*WHAT THE TASK ASKS*: Each line of the material must be repeated precisely, with the pictures left out.

ENTRIES SUPPLIED below:

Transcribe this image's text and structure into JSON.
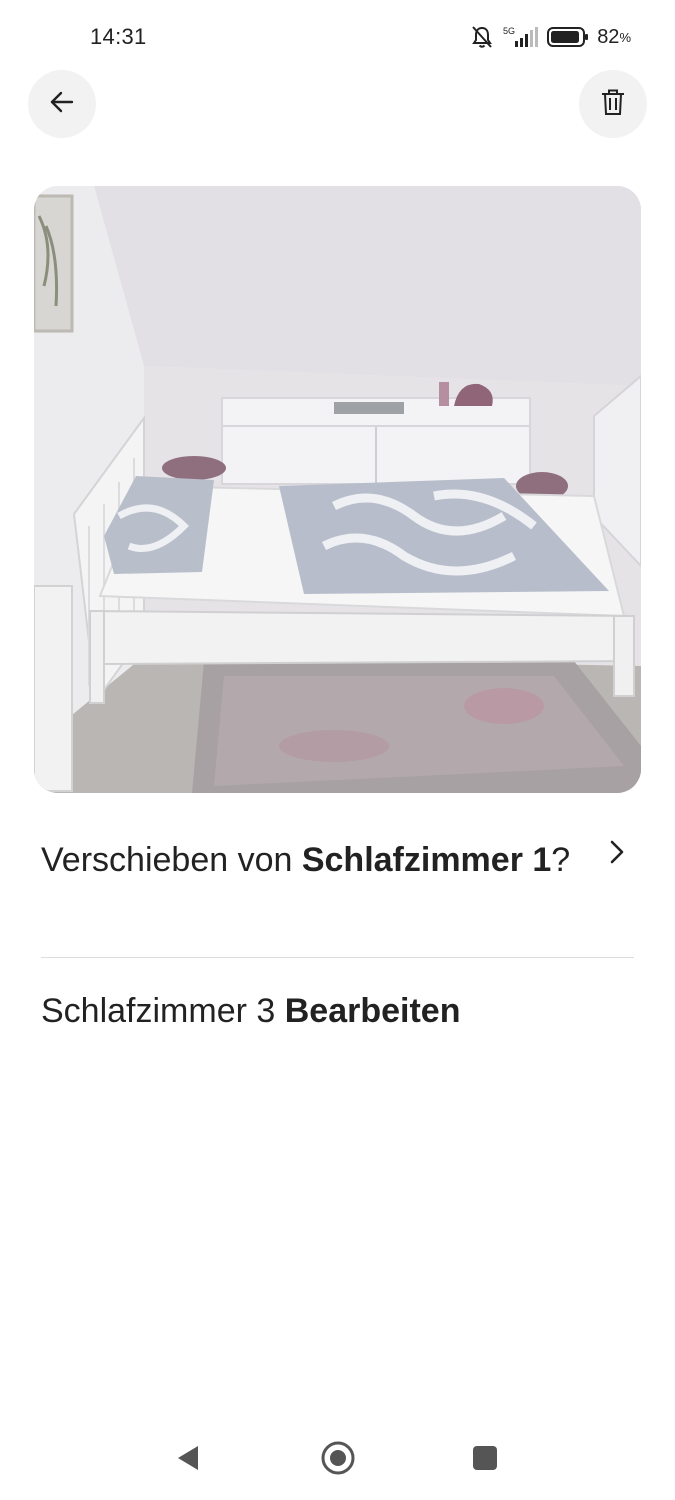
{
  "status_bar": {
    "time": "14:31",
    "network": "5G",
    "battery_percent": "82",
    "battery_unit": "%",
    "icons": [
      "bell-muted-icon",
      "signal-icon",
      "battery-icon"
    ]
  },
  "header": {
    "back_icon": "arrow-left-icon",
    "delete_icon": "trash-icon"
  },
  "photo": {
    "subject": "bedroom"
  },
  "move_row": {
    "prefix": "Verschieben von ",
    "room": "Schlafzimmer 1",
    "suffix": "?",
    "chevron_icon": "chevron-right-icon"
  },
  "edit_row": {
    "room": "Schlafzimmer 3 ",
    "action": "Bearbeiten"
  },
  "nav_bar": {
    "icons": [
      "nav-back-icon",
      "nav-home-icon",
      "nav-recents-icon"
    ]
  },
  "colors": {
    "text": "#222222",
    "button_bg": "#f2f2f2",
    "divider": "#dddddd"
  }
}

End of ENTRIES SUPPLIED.

*TASK RESULT*:
Transcribe this image's text and structure into JSON.
{
  "status_bar": {
    "time": "14:31",
    "network": "5G",
    "battery_percent": "82",
    "battery_unit": "%",
    "icons": [
      "bell-muted-icon",
      "signal-icon",
      "battery-icon"
    ]
  },
  "header": {
    "back_icon": "arrow-left-icon",
    "delete_icon": "trash-icon"
  },
  "photo": {
    "subject": "bedroom"
  },
  "move_row": {
    "prefix": "Verschieben von ",
    "room": "Schlafzimmer 1",
    "suffix": "?",
    "chevron_icon": "chevron-right-icon"
  },
  "edit_row": {
    "room": "Schlafzimmer 3 ",
    "action": "Bearbeiten"
  },
  "nav_bar": {
    "icons": [
      "nav-back-icon",
      "nav-home-icon",
      "nav-recents-icon"
    ]
  },
  "colors": {
    "text": "#222222",
    "button_bg": "#f2f2f2",
    "divider": "#dddddd"
  }
}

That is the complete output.